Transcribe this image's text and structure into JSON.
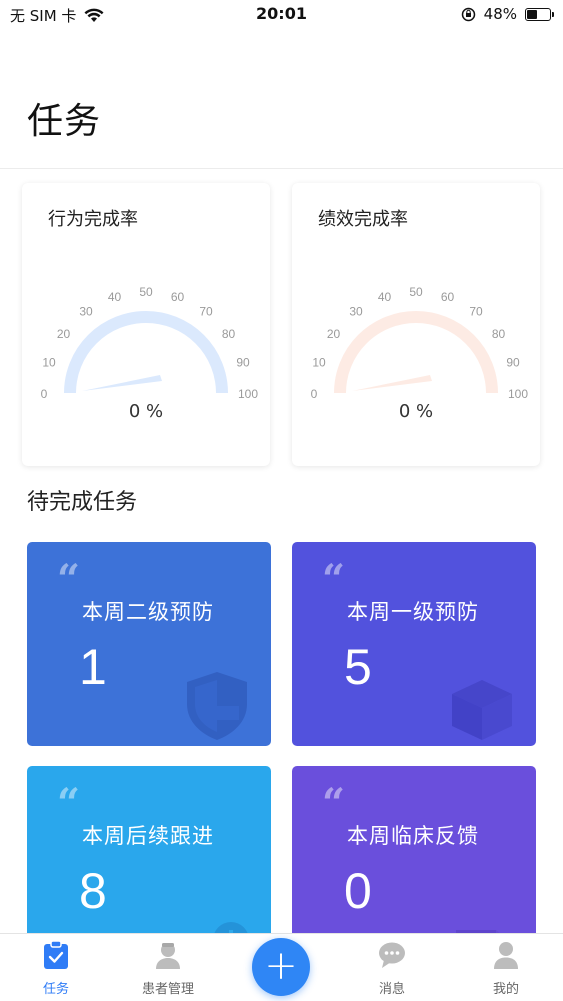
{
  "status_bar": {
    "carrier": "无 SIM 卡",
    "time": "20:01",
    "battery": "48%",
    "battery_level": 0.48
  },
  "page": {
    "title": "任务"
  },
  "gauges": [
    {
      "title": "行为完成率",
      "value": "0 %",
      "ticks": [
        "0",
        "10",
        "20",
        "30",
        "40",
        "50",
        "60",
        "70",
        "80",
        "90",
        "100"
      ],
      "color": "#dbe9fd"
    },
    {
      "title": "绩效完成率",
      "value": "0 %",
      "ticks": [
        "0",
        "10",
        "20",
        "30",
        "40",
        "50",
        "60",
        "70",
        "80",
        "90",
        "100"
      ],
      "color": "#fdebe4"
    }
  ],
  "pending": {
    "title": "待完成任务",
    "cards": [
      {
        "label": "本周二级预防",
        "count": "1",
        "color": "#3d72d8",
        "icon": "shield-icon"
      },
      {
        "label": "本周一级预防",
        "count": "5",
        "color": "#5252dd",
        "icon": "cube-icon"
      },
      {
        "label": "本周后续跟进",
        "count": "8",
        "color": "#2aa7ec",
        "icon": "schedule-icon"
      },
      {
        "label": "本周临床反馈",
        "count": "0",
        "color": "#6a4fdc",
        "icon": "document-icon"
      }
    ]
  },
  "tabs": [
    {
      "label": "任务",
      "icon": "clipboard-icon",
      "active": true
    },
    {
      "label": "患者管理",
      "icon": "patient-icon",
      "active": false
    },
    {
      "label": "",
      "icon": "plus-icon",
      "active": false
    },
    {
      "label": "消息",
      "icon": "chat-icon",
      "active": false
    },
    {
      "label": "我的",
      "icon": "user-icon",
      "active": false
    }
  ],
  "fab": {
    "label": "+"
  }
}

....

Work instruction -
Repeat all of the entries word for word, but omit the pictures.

Task solution -
Transcribe this image's text and structure into JSON.
{
  "status_bar": {
    "carrier": "无 SIM 卡",
    "time": "20:01",
    "battery": "48%",
    "battery_level": 0.48
  },
  "page": {
    "title": "任务"
  },
  "gauges": [
    {
      "title": "行为完成率",
      "value": "0 %",
      "ticks": [
        "0",
        "10",
        "20",
        "30",
        "40",
        "50",
        "60",
        "70",
        "80",
        "90",
        "100"
      ],
      "color": "#dbe9fd"
    },
    {
      "title": "绩效完成率",
      "value": "0 %",
      "ticks": [
        "0",
        "10",
        "20",
        "30",
        "40",
        "50",
        "60",
        "70",
        "80",
        "90",
        "100"
      ],
      "color": "#fdebe4"
    }
  ],
  "pending": {
    "title": "待完成任务",
    "cards": [
      {
        "label": "本周二级预防",
        "count": "1",
        "color": "#3d72d8",
        "icon": "shield-icon"
      },
      {
        "label": "本周一级预防",
        "count": "5",
        "color": "#5252dd",
        "icon": "cube-icon"
      },
      {
        "label": "本周后续跟进",
        "count": "8",
        "color": "#2aa7ec",
        "icon": "schedule-icon"
      },
      {
        "label": "本周临床反馈",
        "count": "0",
        "color": "#6a4fdc",
        "icon": "document-icon"
      }
    ]
  },
  "tabs": [
    {
      "label": "任务",
      "icon": "clipboard-icon",
      "active": true
    },
    {
      "label": "患者管理",
      "icon": "patient-icon",
      "active": false
    },
    {
      "label": "",
      "icon": "plus-icon",
      "active": false
    },
    {
      "label": "消息",
      "icon": "chat-icon",
      "active": false
    },
    {
      "label": "我的",
      "icon": "user-icon",
      "active": false
    }
  ],
  "fab": {
    "label": "+"
  }
}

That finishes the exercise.